It was a clumsy, ego-laden move that did little except expose the lengths to which a rich outfit will go to bury a story it doesn’t want aired.
Last week, the National Football League was reported to have pressured ESPN into pulling out of an upcoming report on the NFL’s sluggish reaction to the dangers of football concussions. The report will likely air Oct. 8, since the PBS Frontline program is its prime producer. But the pressure the NFL applied was bad enough to spark the attention of the New York Times, which reported that ESPN had “abruptly” pulled out of its partnership with Frontline.
When four honchos, including NFL commissioner Roger Goodell and ESPN’s president, met at a lunch last Thursday, their “combative” lunch could do little to head off the series but lots to guarantee leaked reports of the pressure.
ESPN is owned, along with the ABC Network, by Disney studios. ESPN also makes a fortune promoting and broadcasting NFL games it shows on its network. Since ESPN also has an investigative reporting unit that has made a name reporting on behind-the-scenes sports controversies, it is in the conflicted position about reporting on an entity it must also promote.
In this case, the NFL and ESPN both compounded their error by denying any pressure. ESPN put out an elegant cover story: it had asked that its logo and other clues naming it be dropped from the PBS report “League of Denial: The NFL, Concussions & the Battle for Truth” because it had “misunderstood” that it had no editorial control over the two-part production.
But in this case, where there’s smoke, there’s fire, and lots of it. There’s little use issuing a denial no one will buy. The honchos proved little. The decade-long controversy over the effect of repeated head hits in football is well known. It’s also the subject of a simmering lawsuit. It’s well accepted that the NFL was dragged by emerging evidence into accepting the idea that such hits could lead to deadly long-term brain damage. So why act like a big bully when no good can come of it? Roger Goodell particularly should have stayed far away from the four-man lunch in midtown Manhattan last Thursday that attracted the attention of several Times reporters.
The damage went further when one ESPN official familiar with the lunch let drop that “Disney folks got involved and shut us down.”
The series is based on an extensively researched book by brothers Steve Fainaru and Mark Fainaru-Wada. They denied being pressured, but their research is all in print. ESPN insisted it “will continue to report this story,” but it walked out of the long partnership with PBS so suddenly that it caught inordinate attention.
The story will air because ESPN can’t really do anything about it by dropping out, and because all the parties are anxious to scurry underground and avoid further reputational damage. But in the end, they have illustrated again the pressures being brought on media to conceal key details from readers and viewers.
ESPN has long known of the problems posed by its dual mission of covering the NFL while also promoting it. It developed a close relationship with Pittsburgh Steelers quarterback Ben Rothlisberger, who gave its reporters lots of access. But, when Rothlisberger was hit with allegations of sexual misconduct in 2009, ESPN waited two days to report it, the Times noted.

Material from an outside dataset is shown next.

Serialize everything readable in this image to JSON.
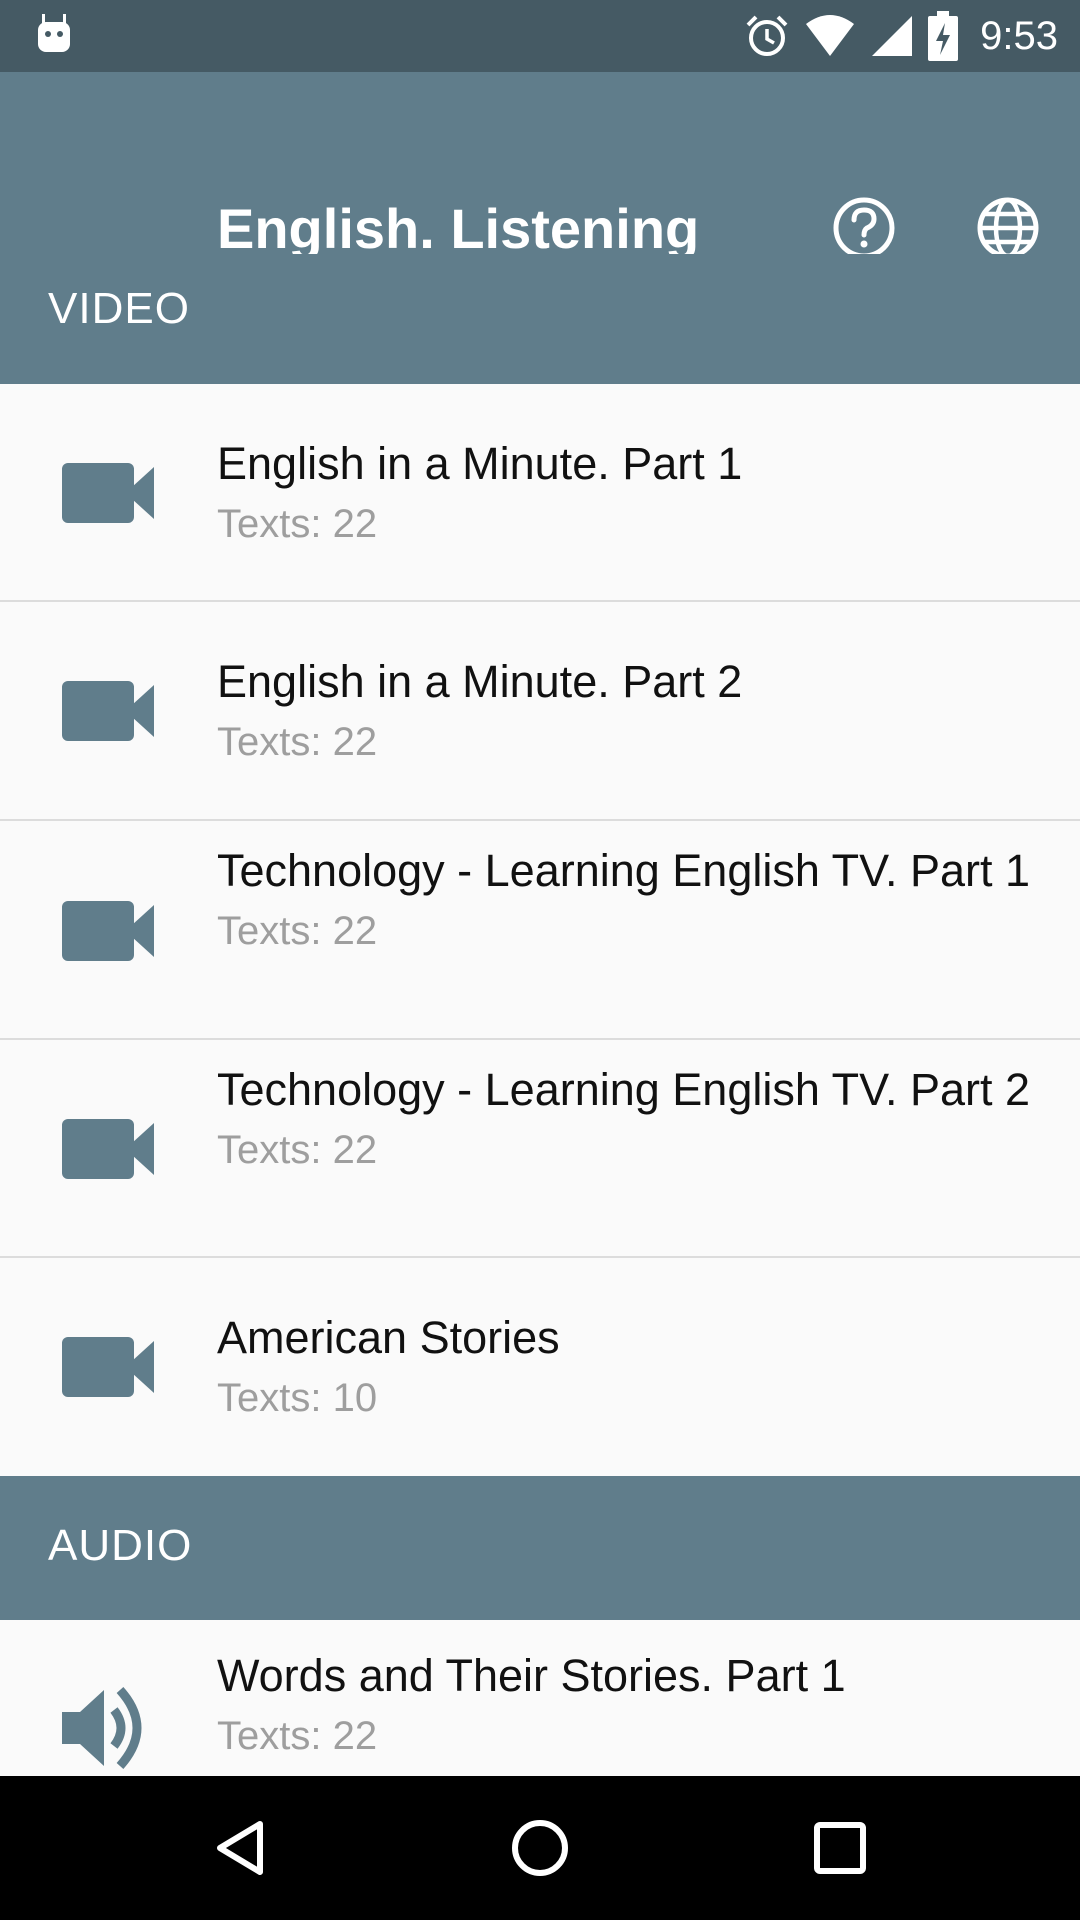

Most telling, what’s the point of walking out of a game in the fourth quarter in which you’ve been so actively involved? The Fainaru brothers’ research was known and the program, set to air in two weeks, is mostly “in the can.” ESPN’s excuse that it had discovered belatedly that it lacked “editorial control” also holds little water. This was a full-on news collaboration. Reporters and producers on such a story work as a team, and seldom would split according to employer on key questions of news judgment, even if there were any.
It’s certain that the NFL brass has complaints about uncomfortable stories that put it in a spotlight. But the organization is at the epicenter of a multibillion-dollar industry and had best get over it. Whoever had the dumb idea of convening a lunch during the final two-minute drill should be fired, except that those with such authority were the dining perpetrators. They could do nothing but attract attention. The NFL had already headed off a fictional series about its players nearly a decade ago, the Times reported.
Blowing off steam is far different from attempting to exercise behind-the-scenes control with a risk of backfiring. Audiences don’t like to be reminded of their position as sheep to be fed what wealthy chieftains decide to permit.
The dangers of covering an event while also promoting it are also well known. The Los Angeles Times got in trouble a decade ago about a misunderstanding over the new Staples Center. Just Saturday, there was Fox, televising a big baseball game. It used the occasion to promote its new Fox Sports 1 network, which started last week. It had fans at Dodger Stadium raise one finger to salute to the new venture. Its producers must have taken special care to specify the index finger.
The writer (firstname.lastname@example.org ) is a founder of the Aspen Daily News and appears here Sundays.